The Power Elite turned the high-school-civics-class view of American political power on its head. Mills argued that American politics was ruled not by citizens controlling their government by the power of the vote but by an “intricate set of overlapping cliques” that occupied the “command posts” of the country’s great economic, military, and political institutions. He called them the “power elite.” “In so far as national events are decided, the power elite are those who decide them,” Mills wrote. His theory was hotly debated, but many of its essentials are now conceded: how on a critical international issue, such as permitting China to enter the World Trade Organization, the top leaders of business and finance will suddenly close ranks with the upper echelons of the State and Treasury departments, many of whom came from the same circles.
In White Collar, Mills subverted the prevailing fifties view of America as a Horatio Alger land of farms and factories. Instead, he portrayed an America shaped by a new white-collar class—from secretaries and schoolteachers to salesmen and accountants. The rise of this new class defied the Marxist prediction that America and other advanced capitalist countries would be increasingly divided between a large and potentially revolutionary blue-collar working class and a small and corrupt ruling class. But it also defied the American dream that every citizen could expect, on his or her merits, to rise from worker to owner. “The twentieth-century white-collar man has never been independent as the farmer used to be, nor as hopeful of the main chance as the businessman,” Mills wrote. “He is always somebody’s man, the corporation’s, the government’s, the army’s; and he is seen as the man who does not rise.” Mills called him “the new little man in the big world of the twentieth century.” His critique of American democracy and his vision of a white-collar America would endure. They still remain the radical guideposts, the “con” of the pro and con, in the continuing debate over political power and economic opportunity in America.
During his lifetime, Mills’s critics would frequently attribute his political heresies or methodological transgressions to the impediment of having grown up and gone to college in Texas. An acerbic reviewer of The Sociological Imagination conjured up an image of Mills as a “burly cowpuncher on the long, slow ride from the Panhandle of Texas to Columbia University, carrying in his saddle-bag some books which he reads with absorption while his horse trots along.” Mills was enraged by this kind of ad hominem attack. He wrote the editor of the American Sociological Review, which had published the article, “I haven’t been in Texas for twenty years, except to lecture once or twice; I am rather frightened of horses and certainly wouldn’t attempt to ride one.” In 1960 he wrote in a letter to the publisher Carl Marzani, “I am not ‘a Texan’ any more than I am ‘a New Yorker.’ In fact there are several places where I feel much more ‘at home’ than either, all of them outside the USA.”

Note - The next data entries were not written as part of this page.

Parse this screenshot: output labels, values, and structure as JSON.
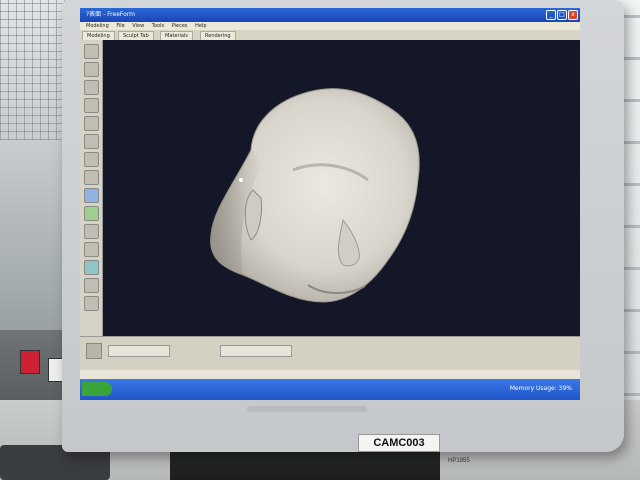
{
  "app": {
    "window_title": "?表面 - FreeForm",
    "menu": [
      "Modeling",
      "File",
      "View",
      "Tools",
      "Pieces",
      "Help"
    ],
    "tabs": [
      "Modeling",
      "Sculpt Tab",
      "Materials",
      "Rendering"
    ]
  },
  "viewport": {
    "background": "#141727",
    "model": "clay-head-sculpt"
  },
  "taskbar": {
    "memory_label": "Memory Usage: 39%"
  },
  "labels": {
    "asset_tag": "CAMC003",
    "model_number": "HP1955"
  },
  "colors": {
    "titlebar": "#1f55c9",
    "clay": "#d9d5cc"
  }
}
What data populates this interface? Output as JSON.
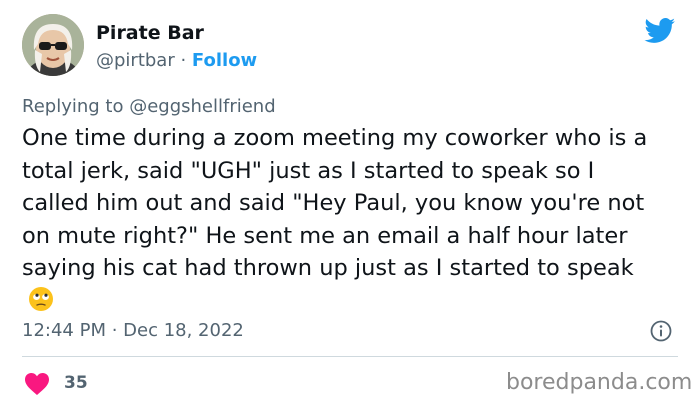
{
  "author": {
    "display_name": "Pirate Bar",
    "handle": "@pirtbar",
    "separator": " · ",
    "follow_label": "Follow"
  },
  "reply": {
    "prefix": "Replying to ",
    "mention": "@eggshellfriend"
  },
  "tweet": {
    "text": "One time during a zoom meeting my coworker who is a total jerk, said \"UGH\" just as I started to speak so I called him out and said \"Hey Paul, you know you're not on mute right?\" He sent me an email a half hour later saying his cat had thrown up just as I started to speak",
    "emoji": "face-with-rolling-eyes-emoji"
  },
  "meta": {
    "time": "12:44 PM",
    "separator": " · ",
    "date": "Dec 18, 2022"
  },
  "engagement": {
    "likes": "35"
  },
  "watermark": "boredpanda.com",
  "colors": {
    "accent": "#1d9bf0",
    "heart": "#f91880",
    "secondary_text": "#536471"
  }
}
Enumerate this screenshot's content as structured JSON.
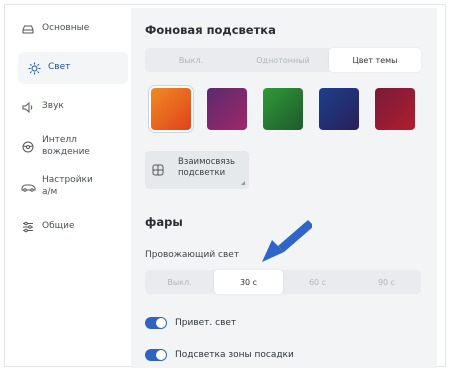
{
  "sidebar": {
    "items": [
      {
        "label": "Основные",
        "icon": "car-icon"
      },
      {
        "label": "Свет",
        "icon": "sun-icon",
        "active": true
      },
      {
        "label": "Звук",
        "icon": "speaker-icon"
      },
      {
        "label": "Интелл вождение",
        "icon": "steering-wheel-icon"
      },
      {
        "label": "Настройки а/м",
        "icon": "car-settings-icon"
      },
      {
        "label": "Общие",
        "icon": "sliders-icon"
      }
    ]
  },
  "ambient": {
    "title": "Фоновая подсветка",
    "modes": [
      "Выкл.",
      "Однотонный",
      "Цвет темы"
    ],
    "selected_mode": "Цвет темы",
    "swatches": [
      {
        "name": "orange",
        "from": "#f08a24",
        "to": "#e0421c"
      },
      {
        "name": "purple",
        "from": "#5a2a6e",
        "to": "#a0286a"
      },
      {
        "name": "green",
        "from": "#2f9a3a",
        "to": "#1f5a2a"
      },
      {
        "name": "navy",
        "from": "#1d3f8a",
        "to": "#2a1f5a"
      },
      {
        "name": "crimson",
        "from": "#7a1a3a",
        "to": "#b01e2e"
      }
    ],
    "link_button": "Взаимосвязь подсветки"
  },
  "headlights": {
    "title": "фары",
    "follow_me_label": "Провожающий свет",
    "follow_me_options": [
      "Выкл.",
      "30 с",
      "60 с",
      "90 с"
    ],
    "follow_me_selected": "30 с",
    "welcome_light": {
      "label": "Привет. свет",
      "on": true
    },
    "puddle_light": {
      "label": "Подсветка зоны посадки",
      "on": true
    }
  },
  "colors": {
    "accent": "#2f63c4",
    "arrow": "#2f64c8"
  }
}
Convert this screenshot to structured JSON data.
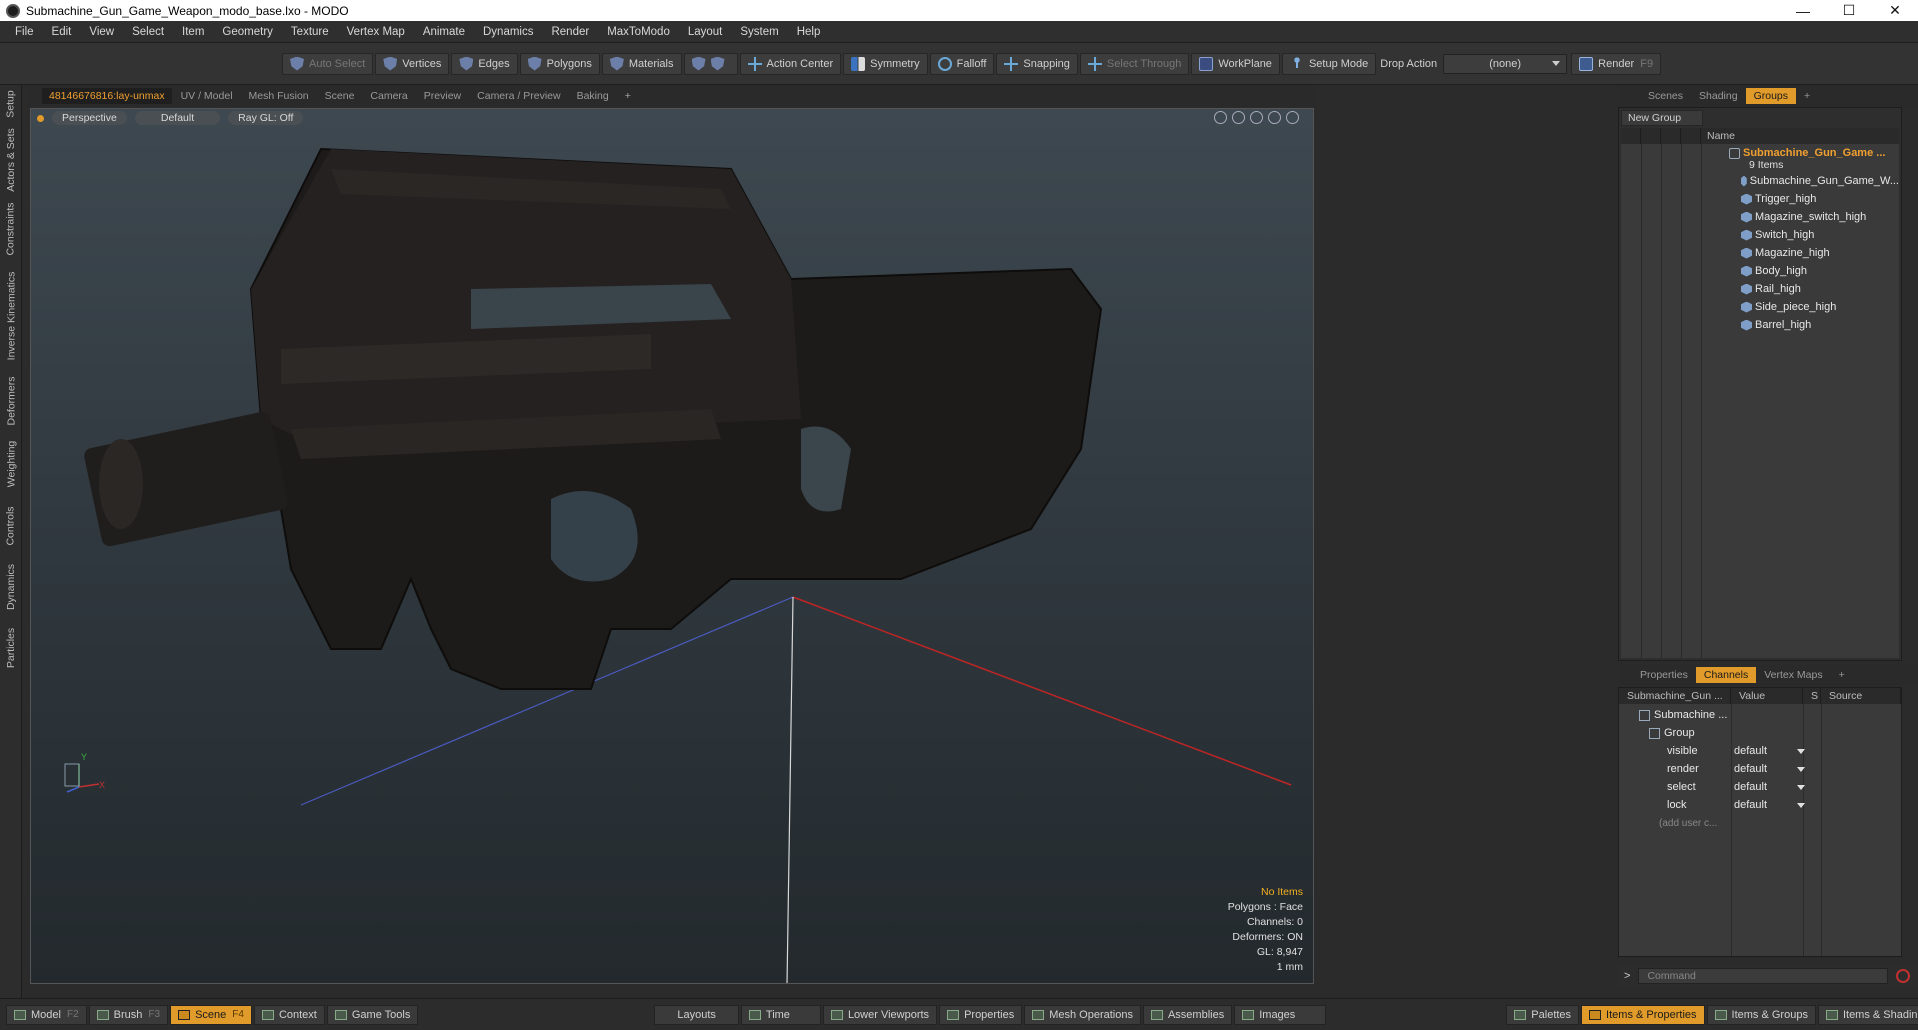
{
  "window": {
    "title": "Submachine_Gun_Game_Weapon_modo_base.lxo - MODO",
    "min": "—",
    "max": "☐",
    "close": "✕"
  },
  "menu": [
    "File",
    "Edit",
    "View",
    "Select",
    "Item",
    "Geometry",
    "Texture",
    "Vertex Map",
    "Animate",
    "Dynamics",
    "Render",
    "MaxToModo",
    "Layout",
    "System",
    "Help"
  ],
  "toolbar": {
    "auto_select": "Auto Select",
    "vertices": "Vertices",
    "edges": "Edges",
    "polygons": "Polygons",
    "materials": "Materials",
    "action_center": "Action Center",
    "symmetry": "Symmetry",
    "falloff": "Falloff",
    "snapping": "Snapping",
    "select_through": "Select Through",
    "workplane": "WorkPlane",
    "setup_mode": "Setup Mode",
    "drop_action": "Drop Action",
    "drop_value": "(none)",
    "render": "Render",
    "render_key": "F9"
  },
  "left_tabs": [
    "Setup",
    "Actors & Sets",
    "Constraints",
    "Inverse Kinematics",
    "Deformers",
    "Weighting",
    "Controls",
    "Dynamics",
    "Particles"
  ],
  "viewport_tabs": {
    "active": "48146676816:lay-unmax",
    "tabs": [
      "UV / Model",
      "Mesh Fusion",
      "Scene",
      "Camera",
      "Preview",
      "Camera / Preview",
      "Baking"
    ],
    "plus": "+"
  },
  "viewport": {
    "view": "Perspective",
    "shading": "Default",
    "raygl": "Ray GL: Off",
    "axis_y": "Y",
    "axis_x": "X",
    "hud": {
      "items": "No Items",
      "polygons": "Polygons : Face",
      "channels": "Channels: 0",
      "deformers": "Deformers: ON",
      "gl": "GL: 8,947",
      "scale": "1 mm"
    }
  },
  "right_tabs": {
    "tabs": [
      "Scenes",
      "Shading",
      "Groups"
    ],
    "active": "Groups",
    "plus": "+"
  },
  "groups": {
    "new_group": "New Group",
    "header_name": "Name",
    "group_name": "Submachine_Gun_Game ...",
    "group_count": "9 Items",
    "items": [
      "Submachine_Gun_Game_W...",
      "Trigger_high",
      "Magazine_switch_high",
      "Switch_high",
      "Magazine_high",
      "Body_high",
      "Rail_high",
      "Side_piece_high",
      "Barrel_high"
    ]
  },
  "lower_tabs": {
    "tabs": [
      "Properties",
      "Channels",
      "Vertex Maps"
    ],
    "active": "Channels",
    "plus": "+"
  },
  "channels": {
    "head_name": "Submachine_Gun ...",
    "head_value": "Value",
    "head_s": "S",
    "head_source": "Source",
    "root": "Submachine ...",
    "group": "Group",
    "rows": [
      {
        "name": "visible",
        "value": "default"
      },
      {
        "name": "render",
        "value": "default"
      },
      {
        "name": "select",
        "value": "default"
      },
      {
        "name": "lock",
        "value": "default"
      }
    ],
    "add_user": "(add user c..."
  },
  "command": {
    "placeholder": "Command",
    "prompt": ">"
  },
  "bottom": {
    "left": [
      {
        "label": "Model",
        "key": "F2"
      },
      {
        "label": "Brush",
        "key": "F3"
      },
      {
        "label": "Scene",
        "key": "F4"
      },
      {
        "label": "Context",
        "key": ""
      },
      {
        "label": "Game Tools",
        "key": ""
      }
    ],
    "active": "Scene",
    "center": [
      "Layouts",
      "Time",
      "Lower Viewports",
      "Properties",
      "Mesh Operations",
      "Assemblies",
      "Images"
    ],
    "right": [
      "Palettes",
      "Items & Properties",
      "Items & Groups",
      "Items & Shading"
    ],
    "right_active": "Items & Properties"
  }
}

But in his correspondence and unpublished autobiographical writings, some of which take the form of letters to an imaginary Russian friend that he called Tovarich, Mills fully acknowledged how important his Texas roots were. He believed that he could see America more clearly because he came from a region that was still experiencing the changes that had already occurred in New York or Chicago. What was hidden to others by its very ubiquity was still